* [Data about app and page elements]:
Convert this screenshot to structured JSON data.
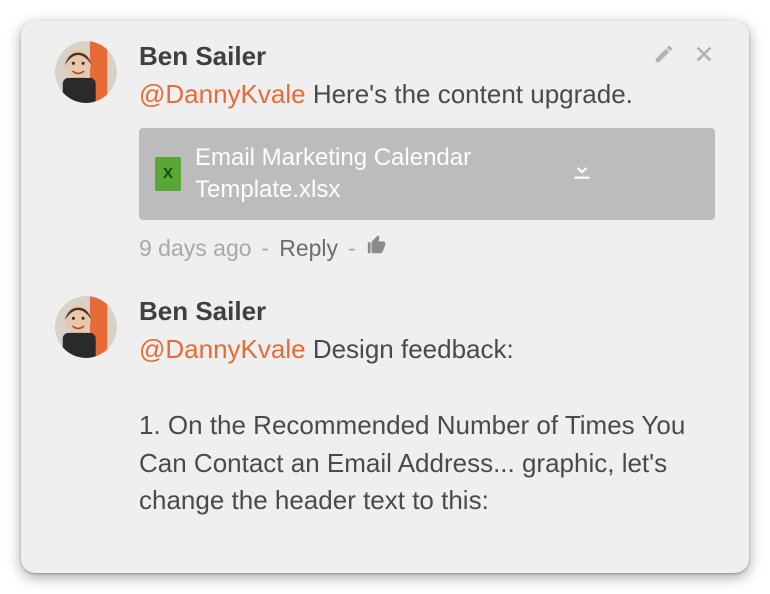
{
  "comments": [
    {
      "author": "Ben Sailer",
      "mention": "@DannyKvale",
      "text": " Here's the content upgrade.",
      "attachment": {
        "name": "Email Marketing Calendar Template.xlsx"
      },
      "age": "9 days ago",
      "reply_label": "Reply",
      "show_actions": true
    },
    {
      "author": "Ben Sailer",
      "mention": "@DannyKvale",
      "text": " Design feedback:",
      "extra": "1. On the Recommended Number of Times You Can Contact an Email Address... graphic, let's change the header text to this:",
      "show_actions": false
    }
  ],
  "sep": " - "
}
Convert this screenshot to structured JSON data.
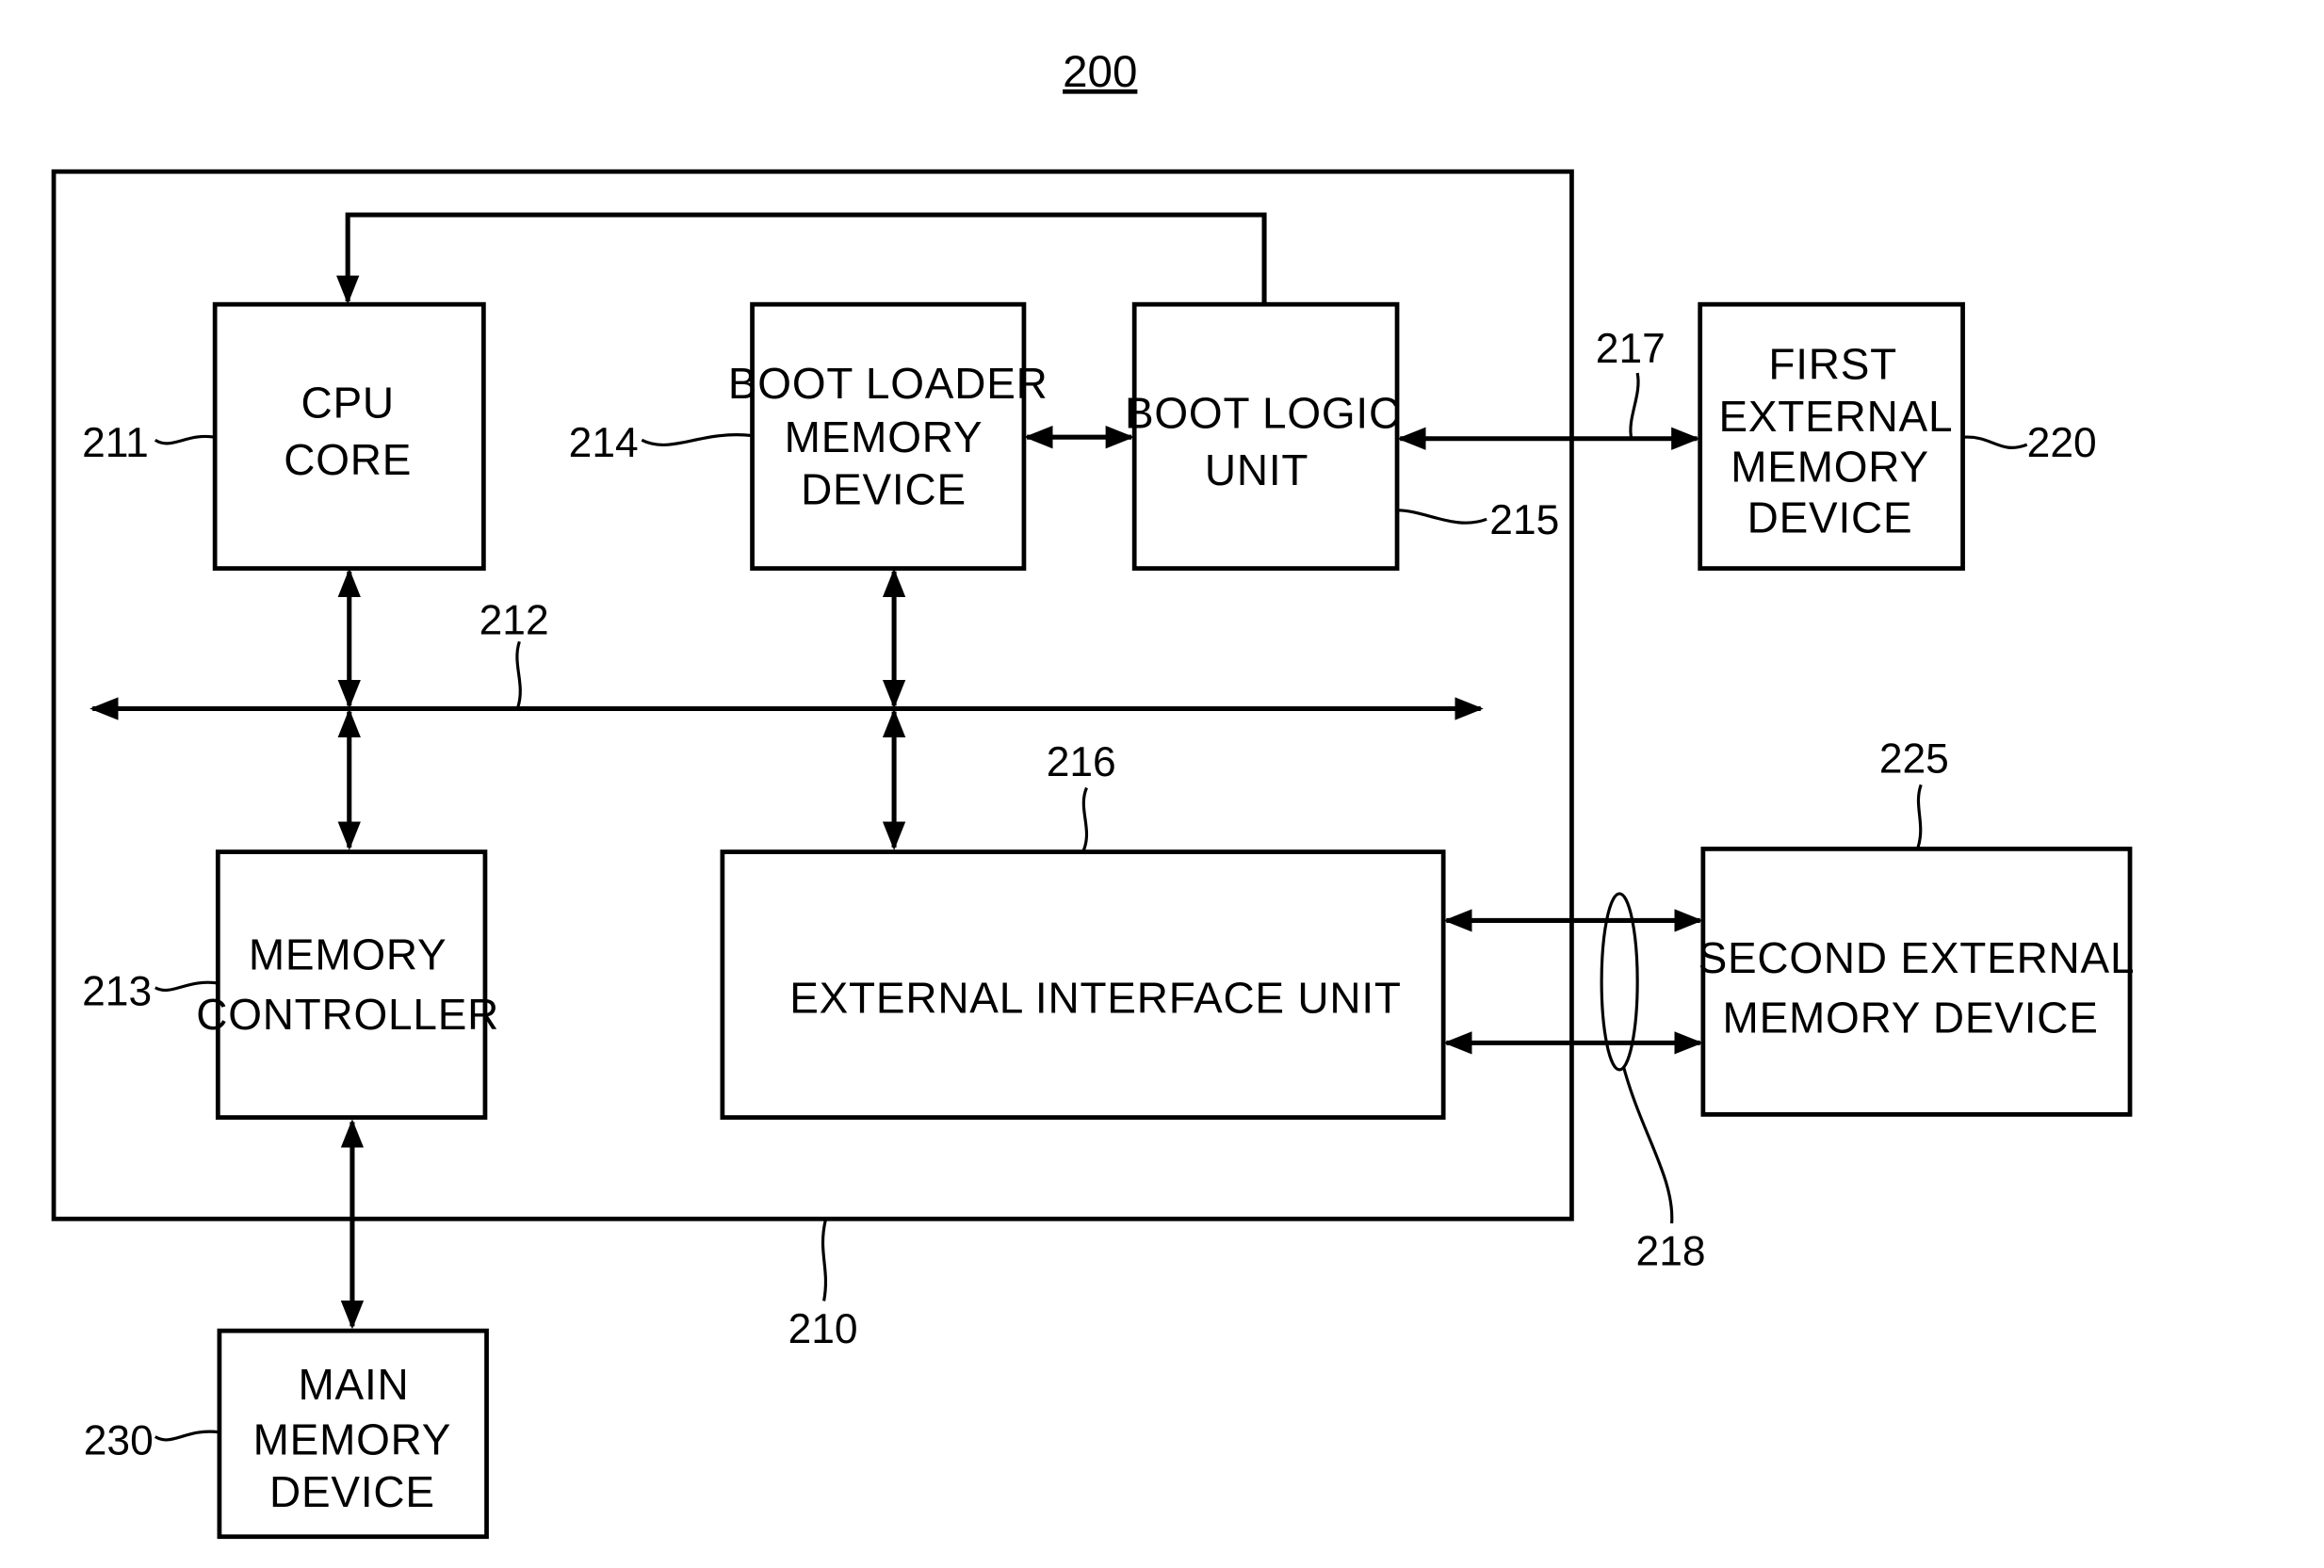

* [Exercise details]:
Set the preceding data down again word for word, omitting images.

* [Response to the exercise]:
Convert this screenshot to structured JSON data.
{
  "comments": [
    {
      "author": "Ben Sailer",
      "mention": "@DannyKvale",
      "text": " Here's the content upgrade.",
      "attachment": {
        "name": "Email Marketing Calendar Template.xlsx"
      },
      "age": "9 days ago",
      "reply_label": "Reply",
      "show_actions": true
    },
    {
      "author": "Ben Sailer",
      "mention": "@DannyKvale",
      "text": " Design feedback:",
      "extra": "1. On the Recommended Number of Times You Can Contact an Email Address... graphic, let's change the header text to this:",
      "show_actions": false
    }
  ],
  "sep": " - "
}
Convert this screenshot to structured JSON data.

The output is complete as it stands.